# What the exercise asks:
Every record below must be retyped exactly, with the pictures left out.

# Excerpts from an interface dataset:
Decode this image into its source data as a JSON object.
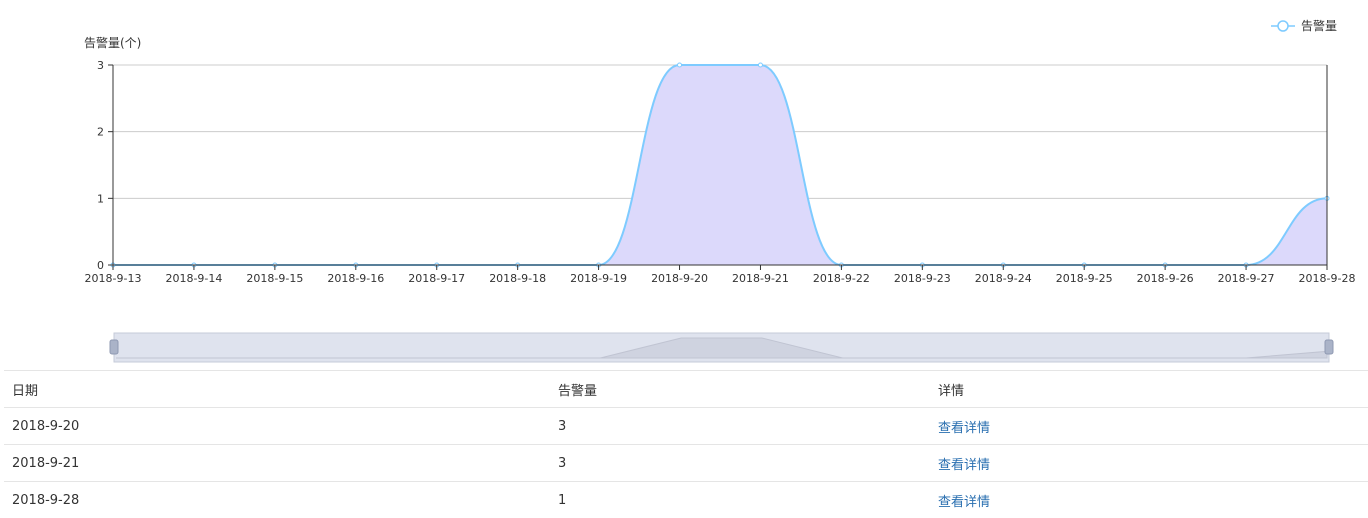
{
  "chart_data": {
    "type": "area",
    "ylabel": "告警量(个)",
    "x": [
      "2018-9-13",
      "2018-9-14",
      "2018-9-15",
      "2018-9-16",
      "2018-9-17",
      "2018-9-18",
      "2018-9-19",
      "2018-9-20",
      "2018-9-21",
      "2018-9-22",
      "2018-9-23",
      "2018-9-24",
      "2018-9-25",
      "2018-9-26",
      "2018-9-27",
      "2018-9-28"
    ],
    "series": [
      {
        "name": "告警量",
        "values": [
          0,
          0,
          0,
          0,
          0,
          0,
          0,
          3,
          3,
          0,
          0,
          0,
          0,
          0,
          0,
          1
        ]
      }
    ],
    "yticks": [
      "0",
      "1",
      "2",
      "3"
    ],
    "ylim": [
      0,
      3
    ],
    "grid": true,
    "legend": "top-right",
    "colors": {
      "line": "#7ecbff",
      "fill": "#dcd9fb",
      "axis": "#333333",
      "grid": "#cccccc"
    }
  },
  "table": {
    "headers": [
      "日期",
      "告警量",
      "详情"
    ],
    "rows": [
      {
        "date": "2018-9-20",
        "count": "3",
        "link": "查看详情"
      },
      {
        "date": "2018-9-21",
        "count": "3",
        "link": "查看详情"
      },
      {
        "date": "2018-9-28",
        "count": "1",
        "link": "查看详情"
      }
    ]
  }
}
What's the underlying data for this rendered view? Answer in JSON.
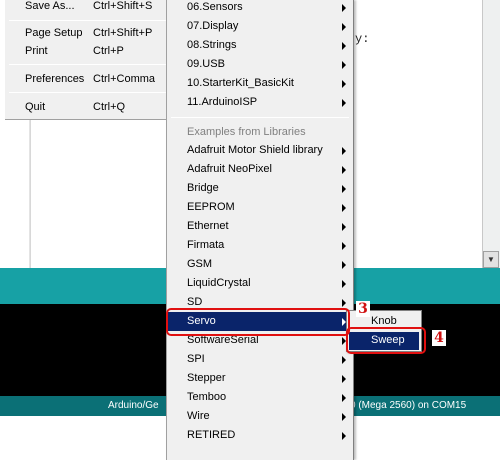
{
  "editor": {
    "code_fragment": "y:"
  },
  "status_bar": {
    "board_left": "Arduino/Ge",
    "board_right": "0 (Mega 2560) on COM15"
  },
  "file_menu": {
    "items": [
      {
        "label": "Save As...",
        "shortcut": "Ctrl+Shift+S"
      },
      {
        "label": "Page Setup",
        "shortcut": "Ctrl+Shift+P"
      },
      {
        "label": "Print",
        "shortcut": "Ctrl+P"
      },
      {
        "label": "Preferences",
        "shortcut": "Ctrl+Comma"
      },
      {
        "label": "Quit",
        "shortcut": "Ctrl+Q"
      }
    ]
  },
  "examples_menu": {
    "builtin": [
      "06.Sensors",
      "07.Display",
      "08.Strings",
      "09.USB",
      "10.StarterKit_BasicKit",
      "11.ArduinoISP"
    ],
    "libraries_header": "Examples from Libraries",
    "libraries": [
      "Adafruit Motor Shield library",
      "Adafruit NeoPixel",
      "Bridge",
      "EEPROM",
      "Ethernet",
      "Firmata",
      "GSM",
      "LiquidCrystal",
      "SD",
      "Servo",
      "SoftwareSerial",
      "SPI",
      "Stepper",
      "Temboo",
      "Wire",
      "RETIRED"
    ],
    "selected": "Servo"
  },
  "servo_menu": {
    "items": [
      "Knob",
      "Sweep"
    ],
    "selected": "Sweep"
  },
  "annotations": {
    "step_3": "3",
    "step_4": "4"
  },
  "colors": {
    "selection": "#0a246a",
    "highlight_annotation": "#e01010",
    "ide_teal": "#17a1a5",
    "ide_status": "#0b7076"
  }
}
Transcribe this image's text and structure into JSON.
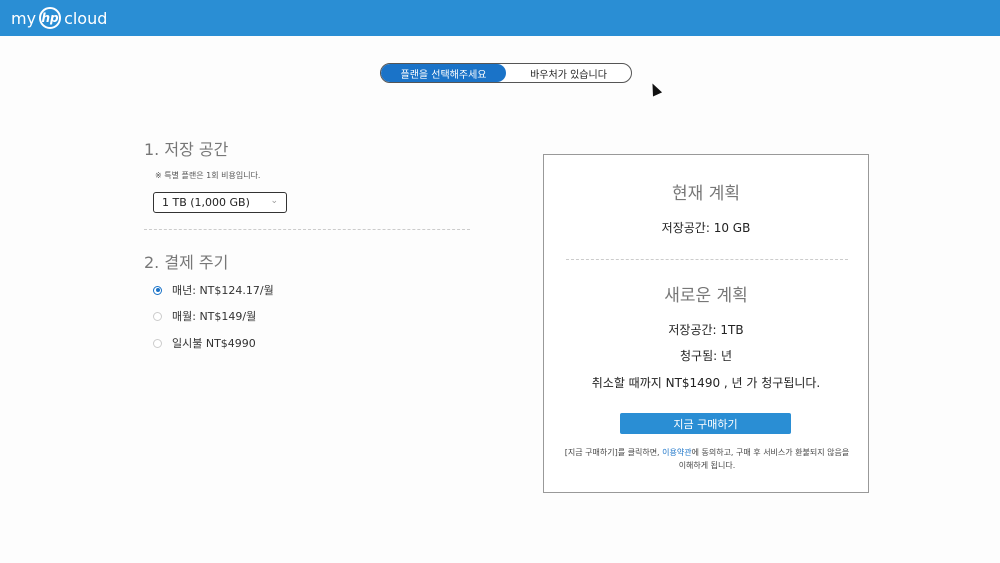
{
  "header": {
    "logo_my": "my",
    "logo_hp": "hp",
    "logo_cloud": "cloud"
  },
  "toggle": {
    "choose_plan_label": "플랜을 선택해주세요",
    "voucher_label": "바우처가 있습니다",
    "selected": "choose_plan"
  },
  "storage": {
    "title": "1. 저장 공간",
    "note": "※ 특별 플랜은 1회 비용입니다.",
    "selected_option": "1 TB (1,000 GB)"
  },
  "billing": {
    "title": "2. 결제 주기",
    "options": [
      {
        "label": "매년: NT$124.17/월",
        "checked": true
      },
      {
        "label": "매월: NT$149/월",
        "checked": false
      },
      {
        "label": "일시불 NT$4990",
        "checked": false
      }
    ]
  },
  "summary": {
    "current_title": "현재 계획",
    "current_storage": "저장공간:   10 GB",
    "new_title": "새로운 계획",
    "new_storage": "저장공간:   1TB",
    "billed": "청구됨:   년",
    "cancel_note": "취소할 때까지 NT$1490 , 년 가 청구됩니다.",
    "buy_button": "지금 구매하기",
    "terms_before": "[지금 구매하기]를 클릭하면, ",
    "terms_link": "이용약관",
    "terms_after": "에 동의하고, 구매 후 서비스가 환불되지 않음을 이해하게 됩니다."
  },
  "colors": {
    "header_bg": "#2a8ed4",
    "accent": "#1a73c8"
  }
}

# Problem solution:
Decode this image into its source data as a JSON object.
{
  "chart_data": {
    "type": "area",
    "ylabel": "告警量(个)",
    "x": [
      "2018-9-13",
      "2018-9-14",
      "2018-9-15",
      "2018-9-16",
      "2018-9-17",
      "2018-9-18",
      "2018-9-19",
      "2018-9-20",
      "2018-9-21",
      "2018-9-22",
      "2018-9-23",
      "2018-9-24",
      "2018-9-25",
      "2018-9-26",
      "2018-9-27",
      "2018-9-28"
    ],
    "series": [
      {
        "name": "告警量",
        "values": [
          0,
          0,
          0,
          0,
          0,
          0,
          0,
          3,
          3,
          0,
          0,
          0,
          0,
          0,
          0,
          1
        ]
      }
    ],
    "yticks": [
      "0",
      "1",
      "2",
      "3"
    ],
    "ylim": [
      0,
      3
    ],
    "grid": true,
    "legend": "top-right",
    "colors": {
      "line": "#7ecbff",
      "fill": "#dcd9fb",
      "axis": "#333333",
      "grid": "#cccccc"
    }
  },
  "table": {
    "headers": [
      "日期",
      "告警量",
      "详情"
    ],
    "rows": [
      {
        "date": "2018-9-20",
        "count": "3",
        "link": "查看详情"
      },
      {
        "date": "2018-9-21",
        "count": "3",
        "link": "查看详情"
      },
      {
        "date": "2018-9-28",
        "count": "1",
        "link": "查看详情"
      }
    ]
  }
}
What's the underlying data for this rendered view? Answer in JSON.
{
  "editor": {
    "code_fragment": "y:"
  },
  "status_bar": {
    "board_left": "Arduino/Ge",
    "board_right": "0 (Mega 2560) on COM15"
  },
  "file_menu": {
    "items": [
      {
        "label": "Save As...",
        "shortcut": "Ctrl+Shift+S"
      },
      {
        "label": "Page Setup",
        "shortcut": "Ctrl+Shift+P"
      },
      {
        "label": "Print",
        "shortcut": "Ctrl+P"
      },
      {
        "label": "Preferences",
        "shortcut": "Ctrl+Comma"
      },
      {
        "label": "Quit",
        "shortcut": "Ctrl+Q"
      }
    ]
  },
  "examples_menu": {
    "builtin": [
      "06.Sensors",
      "07.Display",
      "08.Strings",
      "09.USB",
      "10.StarterKit_BasicKit",
      "11.ArduinoISP"
    ],
    "libraries_header": "Examples from Libraries",
    "libraries": [
      "Adafruit Motor Shield library",
      "Adafruit NeoPixel",
      "Bridge",
      "EEPROM",
      "Ethernet",
      "Firmata",
      "GSM",
      "LiquidCrystal",
      "SD",
      "Servo",
      "SoftwareSerial",
      "SPI",
      "Stepper",
      "Temboo",
      "Wire",
      "RETIRED"
    ],
    "selected": "Servo"
  },
  "servo_menu": {
    "items": [
      "Knob",
      "Sweep"
    ],
    "selected": "Sweep"
  },
  "annotations": {
    "step_3": "3",
    "step_4": "4"
  },
  "colors": {
    "selection": "#0a246a",
    "highlight_annotation": "#e01010",
    "ide_teal": "#17a1a5",
    "ide_status": "#0b7076"
  }
}
Transcribe this image's text and structure into JSON.
{
  "header": {
    "logo_my": "my",
    "logo_hp": "hp",
    "logo_cloud": "cloud"
  },
  "toggle": {
    "choose_plan_label": "플랜을 선택해주세요",
    "voucher_label": "바우처가 있습니다",
    "selected": "choose_plan"
  },
  "storage": {
    "title": "1. 저장 공간",
    "note": "※ 특별 플랜은 1회 비용입니다.",
    "selected_option": "1 TB (1,000 GB)"
  },
  "billing": {
    "title": "2. 결제 주기",
    "options": [
      {
        "label": "매년: NT$124.17/월",
        "checked": true
      },
      {
        "label": "매월: NT$149/월",
        "checked": false
      },
      {
        "label": "일시불 NT$4990",
        "checked": false
      }
    ]
  },
  "summary": {
    "current_title": "현재 계획",
    "current_storage": "저장공간:   10 GB",
    "new_title": "새로운 계획",
    "new_storage": "저장공간:   1TB",
    "billed": "청구됨:   년",
    "cancel_note": "취소할 때까지 NT$1490 , 년 가 청구됩니다.",
    "buy_button": "지금 구매하기",
    "terms_before": "[지금 구매하기]를 클릭하면, ",
    "terms_link": "이용약관",
    "terms_after": "에 동의하고, 구매 후 서비스가 환불되지 않음을 이해하게 됩니다."
  },
  "colors": {
    "header_bg": "#2a8ed4",
    "accent": "#1a73c8"
  }
}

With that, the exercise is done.